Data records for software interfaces
——————————

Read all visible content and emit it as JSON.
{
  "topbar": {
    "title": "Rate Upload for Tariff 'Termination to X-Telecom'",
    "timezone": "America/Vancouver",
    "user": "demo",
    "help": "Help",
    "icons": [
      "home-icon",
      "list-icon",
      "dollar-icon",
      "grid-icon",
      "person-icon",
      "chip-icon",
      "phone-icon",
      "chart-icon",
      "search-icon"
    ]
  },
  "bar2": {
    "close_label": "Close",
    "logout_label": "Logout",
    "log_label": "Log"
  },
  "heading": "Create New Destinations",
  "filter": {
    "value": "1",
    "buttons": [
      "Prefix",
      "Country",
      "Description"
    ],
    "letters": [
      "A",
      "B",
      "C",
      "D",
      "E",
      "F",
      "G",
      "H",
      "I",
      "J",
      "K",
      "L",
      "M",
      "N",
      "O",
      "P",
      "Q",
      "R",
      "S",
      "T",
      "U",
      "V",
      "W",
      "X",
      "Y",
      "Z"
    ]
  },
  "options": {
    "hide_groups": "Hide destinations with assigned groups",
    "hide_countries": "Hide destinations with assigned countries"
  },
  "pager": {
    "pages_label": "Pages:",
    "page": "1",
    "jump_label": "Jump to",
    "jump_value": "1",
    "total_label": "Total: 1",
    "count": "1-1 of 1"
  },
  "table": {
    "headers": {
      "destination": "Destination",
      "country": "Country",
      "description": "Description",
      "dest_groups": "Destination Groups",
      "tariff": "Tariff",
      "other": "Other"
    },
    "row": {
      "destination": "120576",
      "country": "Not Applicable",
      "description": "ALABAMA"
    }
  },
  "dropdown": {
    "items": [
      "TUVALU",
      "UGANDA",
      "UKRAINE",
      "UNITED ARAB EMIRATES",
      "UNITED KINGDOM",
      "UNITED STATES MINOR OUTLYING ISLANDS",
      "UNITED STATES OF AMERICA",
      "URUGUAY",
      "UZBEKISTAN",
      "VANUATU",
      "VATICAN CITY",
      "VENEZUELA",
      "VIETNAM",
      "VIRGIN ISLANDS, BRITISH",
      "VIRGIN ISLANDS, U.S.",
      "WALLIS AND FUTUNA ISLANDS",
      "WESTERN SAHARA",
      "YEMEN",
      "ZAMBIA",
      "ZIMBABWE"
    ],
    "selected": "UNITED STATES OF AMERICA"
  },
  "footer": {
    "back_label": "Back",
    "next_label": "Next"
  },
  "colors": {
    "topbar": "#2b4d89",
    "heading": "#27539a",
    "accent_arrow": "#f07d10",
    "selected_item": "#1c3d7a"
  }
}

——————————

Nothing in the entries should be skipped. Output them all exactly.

FINISHED TASK:
Read all visible content and emit it as JSON.
{
  "topbar": {
    "title": "Rate Upload for Tariff 'Termination to X-Telecom'",
    "timezone": "America/Vancouver",
    "user": "demo",
    "help": "Help",
    "icons": [
      "home-icon",
      "list-icon",
      "dollar-icon",
      "grid-icon",
      "person-icon",
      "chip-icon",
      "phone-icon",
      "chart-icon",
      "search-icon"
    ]
  },
  "bar2": {
    "close_label": "Close",
    "logout_label": "Logout",
    "log_label": "Log"
  },
  "heading": "Create New Destinations",
  "filter": {
    "value": "1",
    "buttons": [
      "Prefix",
      "Country",
      "Description"
    ],
    "letters": [
      "A",
      "B",
      "C",
      "D",
      "E",
      "F",
      "G",
      "H",
      "I",
      "J",
      "K",
      "L",
      "M",
      "N",
      "O",
      "P",
      "Q",
      "R",
      "S",
      "T",
      "U",
      "V",
      "W",
      "X",
      "Y",
      "Z"
    ]
  },
  "options": {
    "hide_groups": "Hide destinations with assigned groups",
    "hide_countries": "Hide destinations with assigned countries"
  },
  "pager": {
    "pages_label": "Pages:",
    "page": "1",
    "jump_label": "Jump to",
    "jump_value": "1",
    "total_label": "Total: 1",
    "count": "1-1 of 1"
  },
  "table": {
    "headers": {
      "destination": "Destination",
      "country": "Country",
      "description": "Description",
      "dest_groups": "Destination Groups",
      "tariff": "Tariff",
      "other": "Other"
    },
    "row": {
      "destination": "120576",
      "country": "Not Applicable",
      "description": "ALABAMA"
    }
  },
  "dropdown": {
    "items": [
      "TUVALU",
      "UGANDA",
      "UKRAINE",
      "UNITED ARAB EMIRATES",
      "UNITED KINGDOM",
      "UNITED STATES MINOR OUTLYING ISLANDS",
      "UNITED STATES OF AMERICA",
      "URUGUAY",
      "UZBEKISTAN",
      "VANUATU",
      "VATICAN CITY",
      "VENEZUELA",
      "VIETNAM",
      "VIRGIN ISLANDS, BRITISH",
      "VIRGIN ISLANDS, U.S.",
      "WALLIS AND FUTUNA ISLANDS",
      "WESTERN SAHARA",
      "YEMEN",
      "ZAMBIA",
      "ZIMBABWE"
    ],
    "selected": "UNITED STATES OF AMERICA"
  },
  "footer": {
    "back_label": "Back",
    "next_label": "Next"
  },
  "colors": {
    "topbar": "#2b4d89",
    "heading": "#27539a",
    "accent_arrow": "#f07d10",
    "selected_item": "#1c3d7a"
  }
}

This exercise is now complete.